It’s October, which in Central Kentucky means that I have from two to six weeks of golf season left in 2014. Sure, there will be the random warm afternoon or sunny Sunday that will tempt my golf Jones now and then.
But the days of being assured of turning in at least one 18 hole scorecard per week are as growing as short as the low winter’s Sun abbreviated evenings. The tragedy of this year’s revolution of seasons is that I’m currently playing probably the best golf of my life.
As a product of my formal lessons, a lot of practice, and playing 50+ rounds of golf this year, I’ve finally developed a consistent, repeating swing that makes golf really enjoyable.
Regular as clockwork, I’ve made my way to Man O’ War golf at least once a week for the past few months to work on my golf game.
And before you ask, it hasn’t just been warming up with a few pitching and gap wedges to get loose, then banging away with my driver until my range ball bucket is empty.
No, I’ve been sure spend as much time working on my short game (pitching, chipping, sand shots, and putting) as I have my full swings with long irons, short irons, woods and driver.
All of that diligence, coupled with the knowledge I gained through my lessons with Mike, has paid tremendous dividends in my performance and enjoyment of the game.
So much so, that I desperately don’t want to lose the benefit of all the work that I put in this year. In years past, this wasn’t really a concern, because my golf swing was apt to change from week to week, never mind across seasons, because I didn’t have any real principles as the foundation of my golf swing.
My problem is this: with winter’s harshness approaching and the birth of a child impending, I’m certain that the end of my golf season will evolve into a hiatus from the game until spring arrives, if not later.
In theory, I’m perfectly fine with taking a Bobby Jones-esque winter sabbatical from the game until my new life normalizes (if that’s possible…I can hear all the parents snickering as they read this). I mean, my life will never be the same, right?
However, I feel like my golf game has made a lot of progress this season and I can’t accept the idea of my swing and my game back-sliding towards the unsound fundamentals and the inevitable frustration of golf seasons past.
Recently, I’ve received several e-mail offers for winter golf lessons, clinics, and various fitness programs designed to enhance or improve my golf game. And I’m giving each new offer serious, if abbreviated, consideration.

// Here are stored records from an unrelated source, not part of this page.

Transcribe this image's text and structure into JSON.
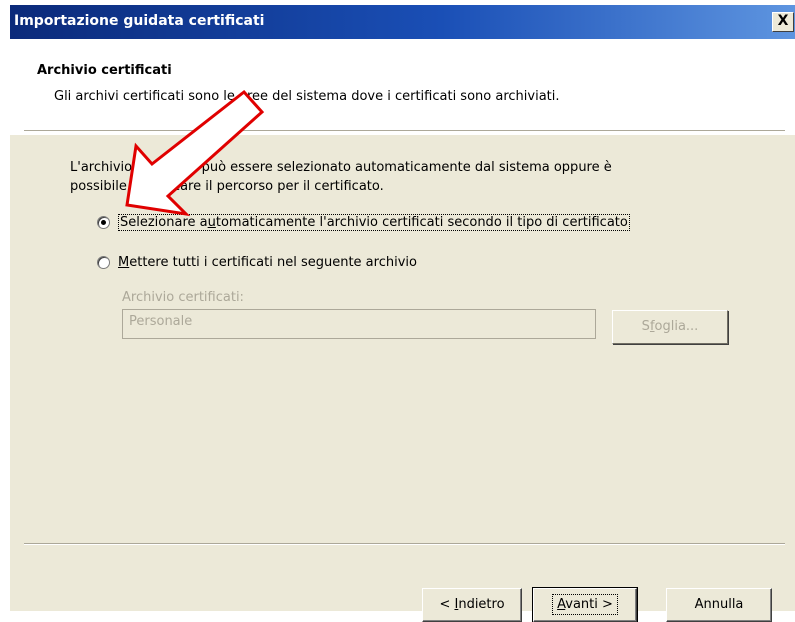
{
  "window": {
    "title": "Importazione guidata certificati",
    "close_label": "X"
  },
  "header": {
    "title": "Archivio certificati",
    "subtitle": "Gli archivi certificati sono le aree del sistema dove i certificati sono archiviati."
  },
  "body": {
    "description_line1": "L'archivio certificati può essere selezionato automaticamente dal sistema oppure è",
    "description_line2": "possibile specificare il percorso per il certificato.",
    "option_auto": {
      "label_pre": "Selezionare a",
      "label_u": "u",
      "label_post": "tomaticamente l'archivio certificati secondo il tipo di certificato",
      "selected": true
    },
    "option_manual": {
      "label_u": "M",
      "label_post": "ettere tutti i certificati nel seguente archivio",
      "selected": false
    },
    "store_label": "Archivio certificati:",
    "store_value": "Personale",
    "browse_pre": "S",
    "browse_u": "f",
    "browse_post": "oglia..."
  },
  "footer": {
    "back_pre": "< ",
    "back_u": "I",
    "back_post": "ndietro",
    "next_u": "A",
    "next_post": "vanti >",
    "cancel_label": "Annulla"
  },
  "colors": {
    "title_start": "#0b2a7a",
    "title_end": "#5e95e0",
    "dialog_bg": "#ece9d8",
    "arrow_outline": "#e00000"
  },
  "annotation": {
    "type": "arrow-icon",
    "color": "red-outline"
  }
}
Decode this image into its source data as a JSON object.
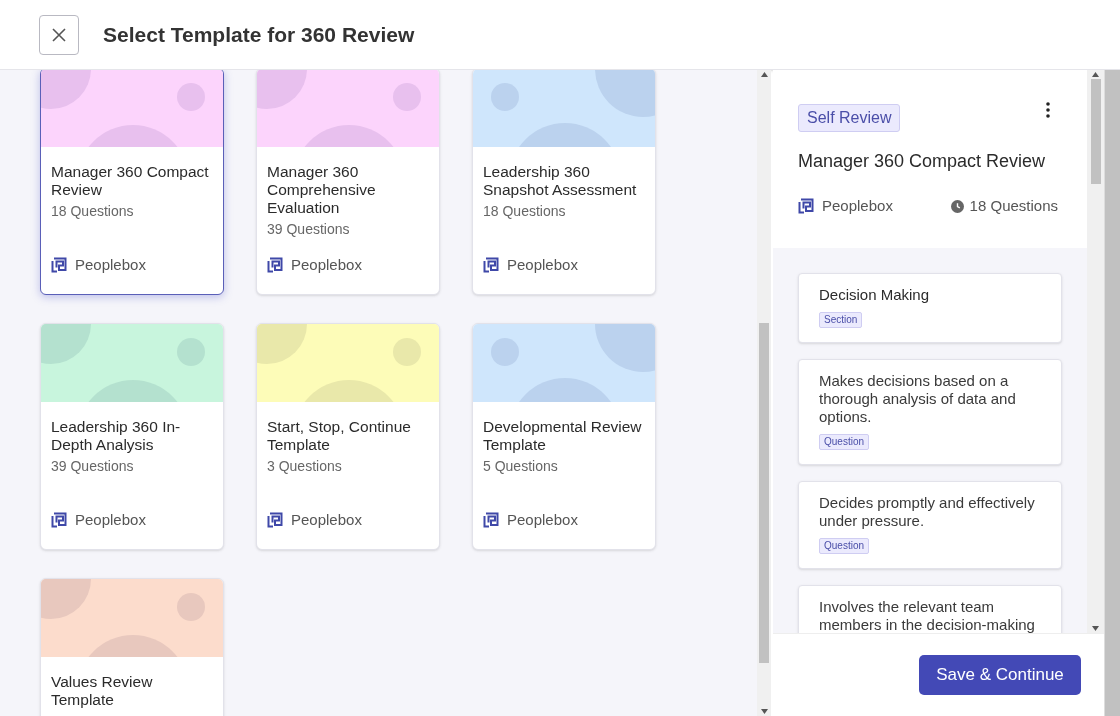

Even though there is absolutely zero chance of sneaking away for a weekender to Florida this winter, I’m thinking these sort of structured, regular work sessions may be just what I want between this golfing season and the next.
But I know that my life and my schedule are about to become completely upended, and there is no way I could commit to something that requires a firm, regular time commitment over the next several months. That would just be silly and selfish.
So I’m trying to figure out ways I can try to stay sharp this winter. The daily exercise demands of my faithful sidekick should be enough to maintain my existing “fitness” level.
Can that routine, coupled with perhaps a bi-weekly practice bucket in Man O’ War’s heated, lighted stalls, be enough to keep my forward momentum going?
Perhaps I’ll finally get around to incorporating a regular stretching routine to increase my flexibility (yeah, that New Year’s resolution remains unfulfilled).
So, Dear Readers, I am putting this question to you: Any good ideas of how to keep my golf game sharp over the dormant winter dead period? I will be interested to learn what has or hasn’t worked for you, and, as always, grateful for any constructive suggestions.
And no, before the smart-asses chime in, at 35 years old, I’m prohibited by The Wife, the budget, and state law from becoming a Snow Bird from Thanksgiving to St. Patrick’s Day.
One thought on “How do I not “Lose” my swing over the Winter?”
Well as someone in the same situation, the things that help keep my golf game from falling apart is training, stretching, and visualizing playing solid golf. Our off season is about 5 months long, so keeping fit and mentally strong works for me. And it is totally adjustable to all life’s adventures.